Copy out every line of the records in which "screenshot" can be found.

(Input data Opens)

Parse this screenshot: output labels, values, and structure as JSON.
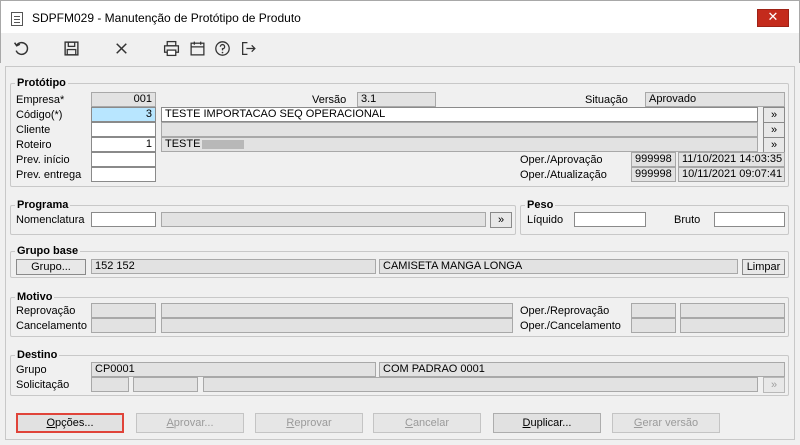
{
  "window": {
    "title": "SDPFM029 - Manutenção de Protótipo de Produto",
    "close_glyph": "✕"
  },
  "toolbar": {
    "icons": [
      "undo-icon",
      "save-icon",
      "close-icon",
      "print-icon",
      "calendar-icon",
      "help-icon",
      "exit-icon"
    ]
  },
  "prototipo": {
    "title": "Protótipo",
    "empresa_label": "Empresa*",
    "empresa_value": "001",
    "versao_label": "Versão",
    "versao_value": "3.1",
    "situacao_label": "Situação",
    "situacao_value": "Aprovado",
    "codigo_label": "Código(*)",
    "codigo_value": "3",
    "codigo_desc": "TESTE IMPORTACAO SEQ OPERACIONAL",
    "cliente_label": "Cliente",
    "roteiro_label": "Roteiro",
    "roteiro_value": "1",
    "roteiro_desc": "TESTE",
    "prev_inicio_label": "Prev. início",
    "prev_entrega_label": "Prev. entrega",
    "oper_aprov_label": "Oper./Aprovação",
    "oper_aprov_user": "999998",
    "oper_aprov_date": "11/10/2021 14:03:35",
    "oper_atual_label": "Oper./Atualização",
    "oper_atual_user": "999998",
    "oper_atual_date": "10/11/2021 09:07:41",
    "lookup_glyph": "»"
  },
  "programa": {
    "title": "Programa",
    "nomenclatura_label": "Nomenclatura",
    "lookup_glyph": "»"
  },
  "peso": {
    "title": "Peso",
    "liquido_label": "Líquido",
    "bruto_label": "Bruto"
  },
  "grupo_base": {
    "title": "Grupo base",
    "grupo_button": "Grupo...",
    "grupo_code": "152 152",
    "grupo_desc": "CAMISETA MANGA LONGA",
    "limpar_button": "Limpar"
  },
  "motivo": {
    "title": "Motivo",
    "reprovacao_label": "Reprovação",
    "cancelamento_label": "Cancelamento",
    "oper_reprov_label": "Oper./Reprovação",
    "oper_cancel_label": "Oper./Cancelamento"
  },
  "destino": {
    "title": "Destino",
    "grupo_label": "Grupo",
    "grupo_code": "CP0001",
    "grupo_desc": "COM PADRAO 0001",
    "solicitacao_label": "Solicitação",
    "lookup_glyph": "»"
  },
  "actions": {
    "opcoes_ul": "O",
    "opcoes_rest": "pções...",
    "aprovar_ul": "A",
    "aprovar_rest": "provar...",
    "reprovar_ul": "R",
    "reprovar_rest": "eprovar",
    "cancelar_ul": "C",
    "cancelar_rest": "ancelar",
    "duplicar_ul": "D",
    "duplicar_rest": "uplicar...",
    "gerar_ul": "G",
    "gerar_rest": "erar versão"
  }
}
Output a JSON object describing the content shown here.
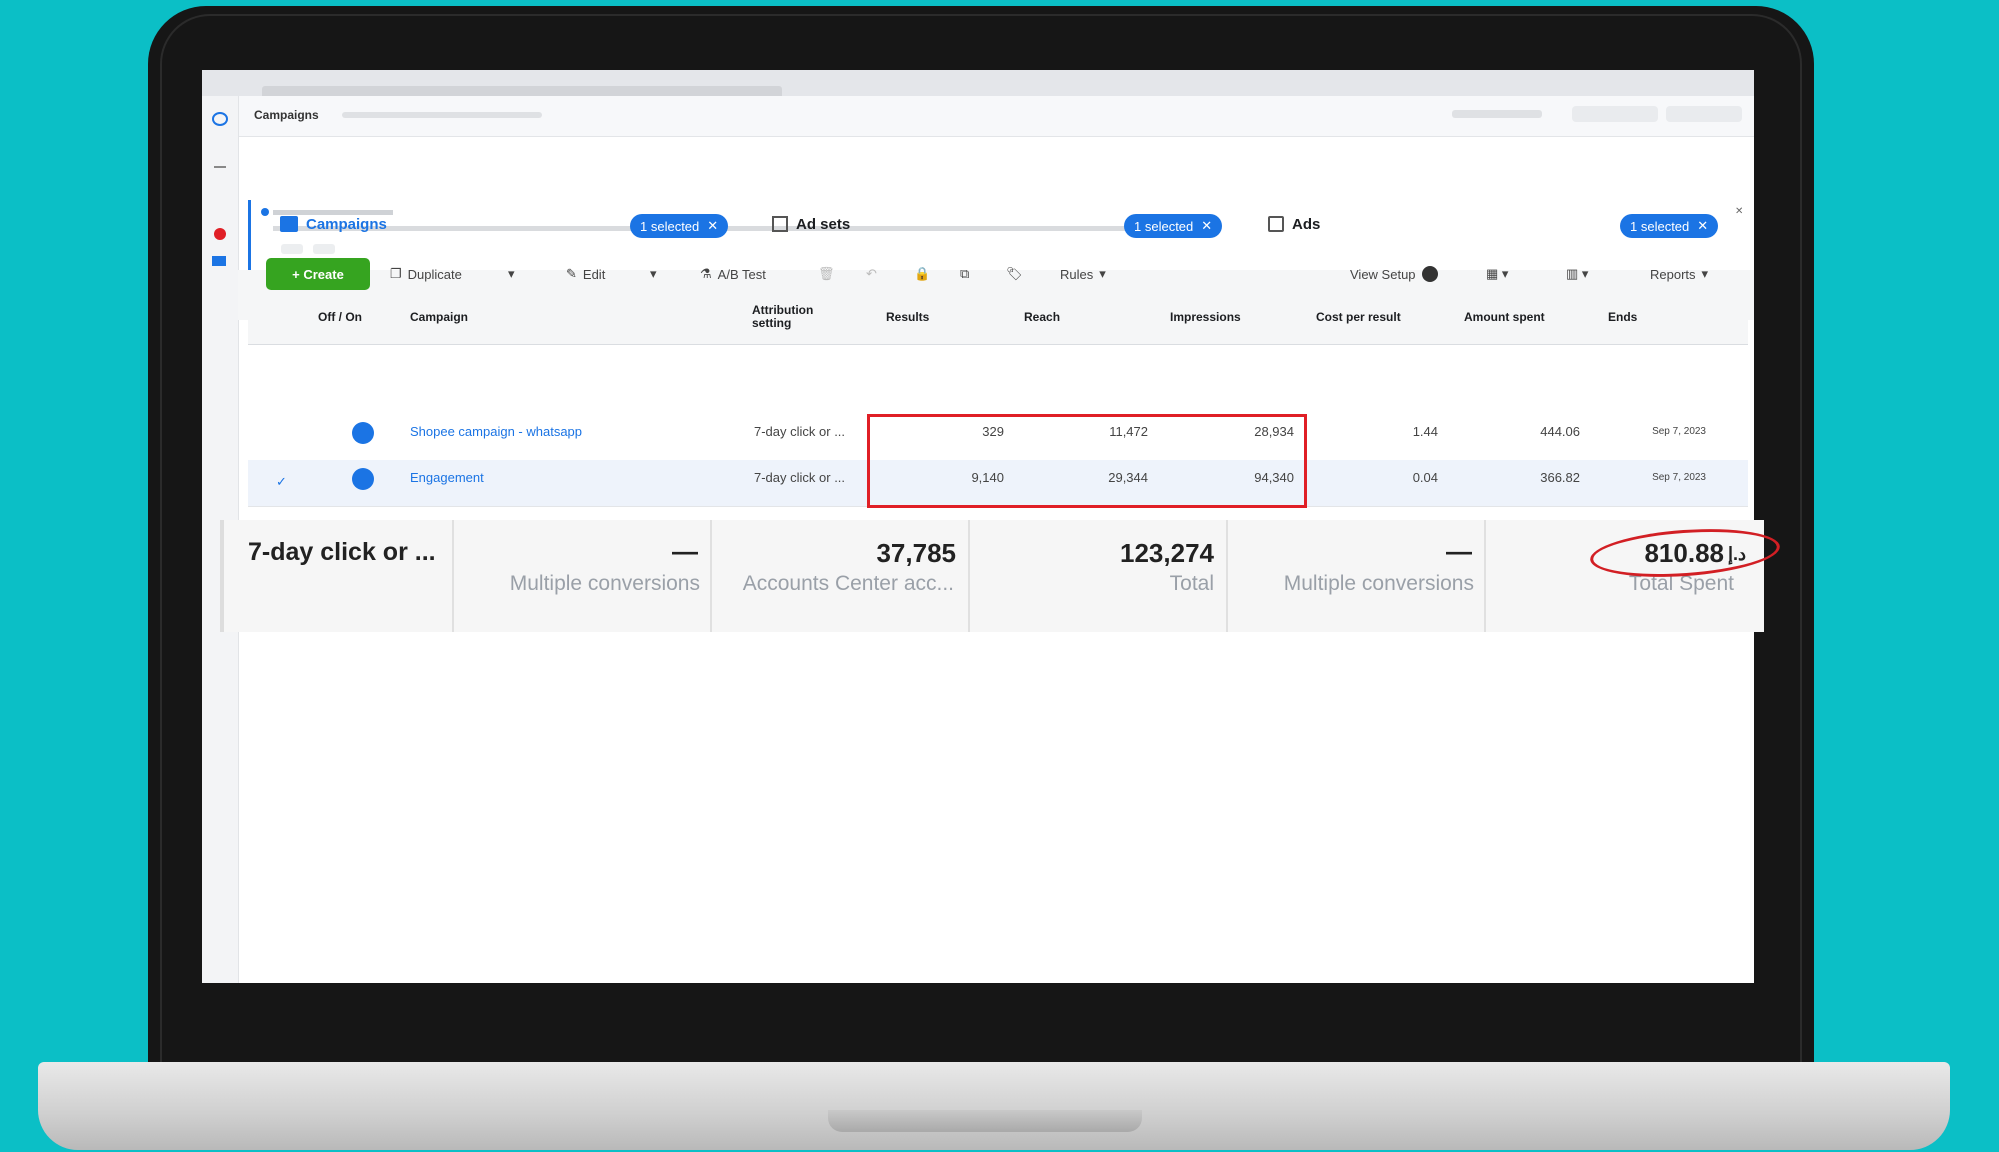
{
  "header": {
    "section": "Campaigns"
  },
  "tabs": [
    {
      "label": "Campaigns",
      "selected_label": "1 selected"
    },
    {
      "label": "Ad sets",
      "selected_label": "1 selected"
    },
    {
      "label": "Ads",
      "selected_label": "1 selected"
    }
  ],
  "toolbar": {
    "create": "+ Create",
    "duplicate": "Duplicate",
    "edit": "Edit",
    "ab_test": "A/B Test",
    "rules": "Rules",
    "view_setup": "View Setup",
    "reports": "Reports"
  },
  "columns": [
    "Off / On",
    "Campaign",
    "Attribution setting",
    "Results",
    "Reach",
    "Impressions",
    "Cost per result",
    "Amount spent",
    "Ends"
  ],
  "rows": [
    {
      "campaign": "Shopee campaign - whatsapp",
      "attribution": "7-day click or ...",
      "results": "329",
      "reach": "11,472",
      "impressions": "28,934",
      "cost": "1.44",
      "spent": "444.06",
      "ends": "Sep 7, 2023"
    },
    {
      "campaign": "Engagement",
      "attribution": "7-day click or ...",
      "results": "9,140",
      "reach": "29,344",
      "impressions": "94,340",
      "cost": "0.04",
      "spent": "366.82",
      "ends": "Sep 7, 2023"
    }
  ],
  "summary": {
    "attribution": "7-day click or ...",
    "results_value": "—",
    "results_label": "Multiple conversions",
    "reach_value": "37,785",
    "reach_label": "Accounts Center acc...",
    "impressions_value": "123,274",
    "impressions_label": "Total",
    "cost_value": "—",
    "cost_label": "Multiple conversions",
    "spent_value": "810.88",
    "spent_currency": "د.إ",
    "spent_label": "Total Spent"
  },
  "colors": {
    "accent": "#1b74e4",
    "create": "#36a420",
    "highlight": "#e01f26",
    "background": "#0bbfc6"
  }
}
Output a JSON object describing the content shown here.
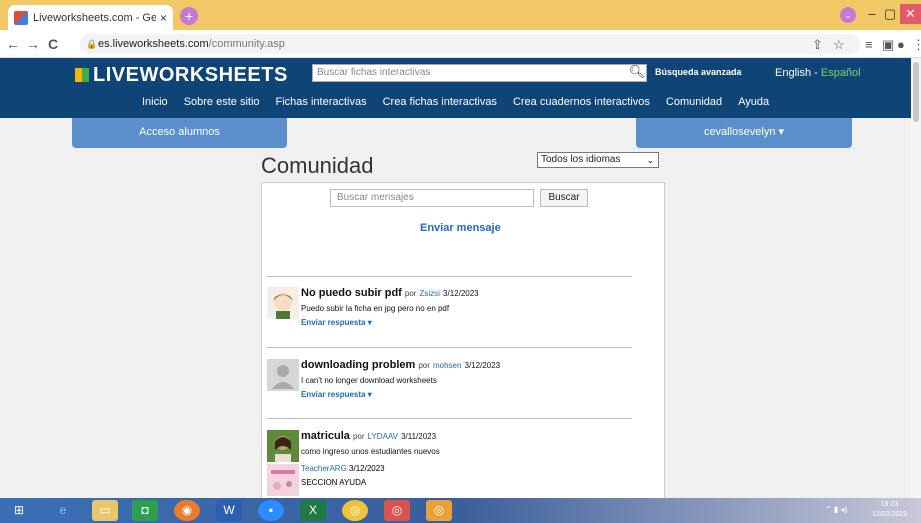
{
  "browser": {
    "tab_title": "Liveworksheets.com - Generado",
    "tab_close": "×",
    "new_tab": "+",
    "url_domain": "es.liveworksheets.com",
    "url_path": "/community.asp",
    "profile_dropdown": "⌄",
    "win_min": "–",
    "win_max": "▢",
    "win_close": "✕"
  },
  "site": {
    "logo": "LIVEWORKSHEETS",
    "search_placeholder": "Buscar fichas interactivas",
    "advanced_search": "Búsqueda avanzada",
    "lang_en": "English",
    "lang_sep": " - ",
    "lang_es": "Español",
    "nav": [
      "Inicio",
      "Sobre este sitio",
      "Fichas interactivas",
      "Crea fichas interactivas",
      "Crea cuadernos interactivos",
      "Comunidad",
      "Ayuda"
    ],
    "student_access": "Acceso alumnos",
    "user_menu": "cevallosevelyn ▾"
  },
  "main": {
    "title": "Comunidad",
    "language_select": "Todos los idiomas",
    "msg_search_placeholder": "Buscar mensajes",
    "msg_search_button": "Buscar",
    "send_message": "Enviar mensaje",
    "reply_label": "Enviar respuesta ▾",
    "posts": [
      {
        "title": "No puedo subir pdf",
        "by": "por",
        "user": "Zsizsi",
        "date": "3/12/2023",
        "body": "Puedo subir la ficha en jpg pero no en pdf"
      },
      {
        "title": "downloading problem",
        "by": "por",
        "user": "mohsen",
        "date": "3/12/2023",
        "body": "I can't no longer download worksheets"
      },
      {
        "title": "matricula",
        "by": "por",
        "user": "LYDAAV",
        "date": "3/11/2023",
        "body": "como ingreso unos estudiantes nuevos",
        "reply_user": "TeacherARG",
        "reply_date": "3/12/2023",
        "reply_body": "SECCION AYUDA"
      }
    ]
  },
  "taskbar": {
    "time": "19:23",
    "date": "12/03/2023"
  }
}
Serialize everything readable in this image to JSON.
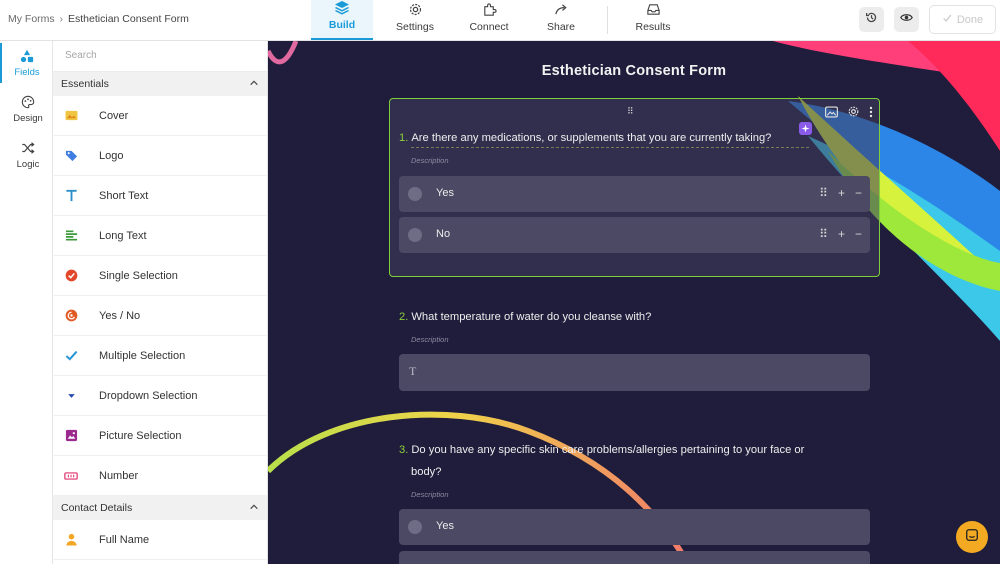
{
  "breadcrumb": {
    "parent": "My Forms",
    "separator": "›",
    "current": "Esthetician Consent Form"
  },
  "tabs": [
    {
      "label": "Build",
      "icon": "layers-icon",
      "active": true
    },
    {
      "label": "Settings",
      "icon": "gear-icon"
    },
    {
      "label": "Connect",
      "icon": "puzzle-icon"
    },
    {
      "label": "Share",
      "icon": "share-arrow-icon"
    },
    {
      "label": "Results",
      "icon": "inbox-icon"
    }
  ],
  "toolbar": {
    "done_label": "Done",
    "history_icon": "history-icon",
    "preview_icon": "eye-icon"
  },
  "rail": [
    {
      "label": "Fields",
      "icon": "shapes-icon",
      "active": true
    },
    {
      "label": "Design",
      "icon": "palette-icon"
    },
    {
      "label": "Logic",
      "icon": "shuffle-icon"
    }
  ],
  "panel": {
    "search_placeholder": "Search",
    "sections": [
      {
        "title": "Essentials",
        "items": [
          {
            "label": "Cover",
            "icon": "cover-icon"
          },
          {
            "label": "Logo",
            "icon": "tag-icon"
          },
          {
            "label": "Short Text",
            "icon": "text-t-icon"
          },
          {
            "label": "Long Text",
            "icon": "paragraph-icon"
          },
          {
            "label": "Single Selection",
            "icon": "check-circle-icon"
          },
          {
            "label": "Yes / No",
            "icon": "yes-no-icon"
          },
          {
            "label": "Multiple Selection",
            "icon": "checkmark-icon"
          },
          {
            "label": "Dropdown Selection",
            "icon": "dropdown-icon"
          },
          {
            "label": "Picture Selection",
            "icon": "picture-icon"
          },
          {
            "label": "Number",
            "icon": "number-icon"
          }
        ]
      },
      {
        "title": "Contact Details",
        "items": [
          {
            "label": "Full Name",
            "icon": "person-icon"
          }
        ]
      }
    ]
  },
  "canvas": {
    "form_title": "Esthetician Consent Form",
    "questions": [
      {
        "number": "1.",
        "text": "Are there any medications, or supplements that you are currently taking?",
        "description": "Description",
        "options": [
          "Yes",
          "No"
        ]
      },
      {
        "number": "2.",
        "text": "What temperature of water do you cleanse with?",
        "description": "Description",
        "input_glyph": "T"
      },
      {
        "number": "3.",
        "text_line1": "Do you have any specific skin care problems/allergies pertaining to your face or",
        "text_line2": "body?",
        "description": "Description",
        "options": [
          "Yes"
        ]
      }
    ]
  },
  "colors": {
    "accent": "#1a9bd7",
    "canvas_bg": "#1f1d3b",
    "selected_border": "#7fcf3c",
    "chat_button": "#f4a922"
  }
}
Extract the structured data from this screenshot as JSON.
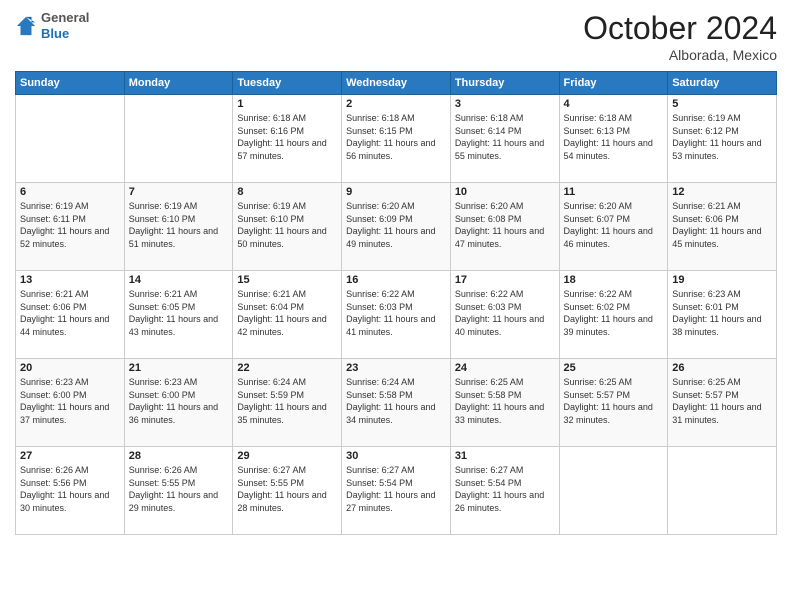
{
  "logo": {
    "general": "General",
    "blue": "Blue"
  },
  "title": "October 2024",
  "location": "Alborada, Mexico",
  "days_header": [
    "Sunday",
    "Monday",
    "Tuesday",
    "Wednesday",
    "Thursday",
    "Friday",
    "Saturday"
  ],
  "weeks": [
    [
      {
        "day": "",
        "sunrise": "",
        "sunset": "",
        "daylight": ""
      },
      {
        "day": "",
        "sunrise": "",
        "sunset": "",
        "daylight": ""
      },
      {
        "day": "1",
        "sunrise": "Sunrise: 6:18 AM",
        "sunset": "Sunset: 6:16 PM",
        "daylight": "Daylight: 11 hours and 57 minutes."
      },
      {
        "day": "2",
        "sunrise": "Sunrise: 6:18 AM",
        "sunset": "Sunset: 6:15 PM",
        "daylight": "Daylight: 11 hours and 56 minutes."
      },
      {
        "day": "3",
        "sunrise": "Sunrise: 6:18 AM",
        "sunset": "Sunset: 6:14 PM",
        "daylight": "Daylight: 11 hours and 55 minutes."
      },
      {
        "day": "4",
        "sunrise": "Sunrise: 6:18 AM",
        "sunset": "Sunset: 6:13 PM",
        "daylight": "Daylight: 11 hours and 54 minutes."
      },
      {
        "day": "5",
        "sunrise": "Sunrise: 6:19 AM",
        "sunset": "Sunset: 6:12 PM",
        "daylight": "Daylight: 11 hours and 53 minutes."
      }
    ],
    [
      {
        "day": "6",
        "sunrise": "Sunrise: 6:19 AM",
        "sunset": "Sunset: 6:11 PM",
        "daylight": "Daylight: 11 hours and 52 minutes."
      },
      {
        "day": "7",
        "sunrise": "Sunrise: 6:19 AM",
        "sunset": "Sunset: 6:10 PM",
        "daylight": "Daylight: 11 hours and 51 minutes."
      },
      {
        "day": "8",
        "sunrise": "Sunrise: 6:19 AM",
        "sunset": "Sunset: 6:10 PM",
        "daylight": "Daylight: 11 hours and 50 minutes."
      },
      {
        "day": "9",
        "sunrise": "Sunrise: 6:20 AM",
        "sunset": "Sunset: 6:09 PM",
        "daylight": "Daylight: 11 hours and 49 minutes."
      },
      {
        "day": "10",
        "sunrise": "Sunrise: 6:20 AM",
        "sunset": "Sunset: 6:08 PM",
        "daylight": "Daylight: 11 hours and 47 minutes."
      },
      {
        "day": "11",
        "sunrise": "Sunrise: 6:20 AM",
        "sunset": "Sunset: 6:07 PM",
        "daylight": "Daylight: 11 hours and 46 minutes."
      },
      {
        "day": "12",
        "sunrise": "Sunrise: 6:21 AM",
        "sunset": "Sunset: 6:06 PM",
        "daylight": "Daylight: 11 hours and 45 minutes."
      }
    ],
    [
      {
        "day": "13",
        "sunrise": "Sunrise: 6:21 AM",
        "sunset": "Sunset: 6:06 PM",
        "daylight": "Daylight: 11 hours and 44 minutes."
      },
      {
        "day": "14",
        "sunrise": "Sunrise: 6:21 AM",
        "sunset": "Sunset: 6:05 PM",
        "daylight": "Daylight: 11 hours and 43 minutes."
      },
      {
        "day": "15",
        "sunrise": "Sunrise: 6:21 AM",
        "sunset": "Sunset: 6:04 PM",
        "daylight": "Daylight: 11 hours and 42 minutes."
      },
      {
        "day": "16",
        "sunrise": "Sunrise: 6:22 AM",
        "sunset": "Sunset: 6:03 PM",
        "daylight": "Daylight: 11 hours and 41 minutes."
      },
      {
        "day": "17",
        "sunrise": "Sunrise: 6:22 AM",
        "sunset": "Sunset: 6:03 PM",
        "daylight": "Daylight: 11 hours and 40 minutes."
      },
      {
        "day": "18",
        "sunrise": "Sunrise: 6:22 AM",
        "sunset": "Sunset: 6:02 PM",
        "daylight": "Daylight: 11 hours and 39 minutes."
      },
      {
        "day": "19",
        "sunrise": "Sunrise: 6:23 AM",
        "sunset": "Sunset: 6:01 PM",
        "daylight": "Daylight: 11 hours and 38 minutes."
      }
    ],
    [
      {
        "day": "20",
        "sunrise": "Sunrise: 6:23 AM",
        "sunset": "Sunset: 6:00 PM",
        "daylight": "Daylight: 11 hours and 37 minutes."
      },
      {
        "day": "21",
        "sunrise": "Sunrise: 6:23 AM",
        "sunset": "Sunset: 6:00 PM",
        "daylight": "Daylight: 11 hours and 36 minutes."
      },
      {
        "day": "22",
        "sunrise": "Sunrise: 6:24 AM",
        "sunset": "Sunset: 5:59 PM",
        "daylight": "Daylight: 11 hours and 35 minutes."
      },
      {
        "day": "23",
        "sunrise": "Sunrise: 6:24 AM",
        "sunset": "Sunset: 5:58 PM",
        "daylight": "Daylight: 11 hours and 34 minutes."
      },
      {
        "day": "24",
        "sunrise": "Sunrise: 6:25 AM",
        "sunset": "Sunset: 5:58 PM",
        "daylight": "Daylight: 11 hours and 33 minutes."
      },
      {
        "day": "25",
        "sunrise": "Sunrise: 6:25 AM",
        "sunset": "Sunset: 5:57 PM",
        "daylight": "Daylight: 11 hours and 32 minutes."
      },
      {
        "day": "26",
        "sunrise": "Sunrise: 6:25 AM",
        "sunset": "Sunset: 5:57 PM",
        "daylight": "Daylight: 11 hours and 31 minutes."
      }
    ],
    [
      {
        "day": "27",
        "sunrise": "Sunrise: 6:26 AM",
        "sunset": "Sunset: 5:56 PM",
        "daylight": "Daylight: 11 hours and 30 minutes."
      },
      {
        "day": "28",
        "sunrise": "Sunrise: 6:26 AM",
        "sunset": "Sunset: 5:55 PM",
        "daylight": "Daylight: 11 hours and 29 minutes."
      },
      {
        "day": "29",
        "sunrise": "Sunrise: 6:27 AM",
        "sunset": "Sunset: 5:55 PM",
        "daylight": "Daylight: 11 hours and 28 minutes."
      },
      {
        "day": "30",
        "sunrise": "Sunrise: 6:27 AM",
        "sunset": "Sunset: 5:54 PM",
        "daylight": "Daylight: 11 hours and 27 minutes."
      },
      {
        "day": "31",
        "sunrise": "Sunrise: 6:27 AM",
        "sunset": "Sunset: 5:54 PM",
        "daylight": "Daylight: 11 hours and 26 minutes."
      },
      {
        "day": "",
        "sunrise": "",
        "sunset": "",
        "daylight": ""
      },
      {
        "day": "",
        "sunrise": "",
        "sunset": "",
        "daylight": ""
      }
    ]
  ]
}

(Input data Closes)

*Task answer*
Parse this screenshot: output labels, values, and structure as JSON.
Extract the structured data from this screenshot as JSON.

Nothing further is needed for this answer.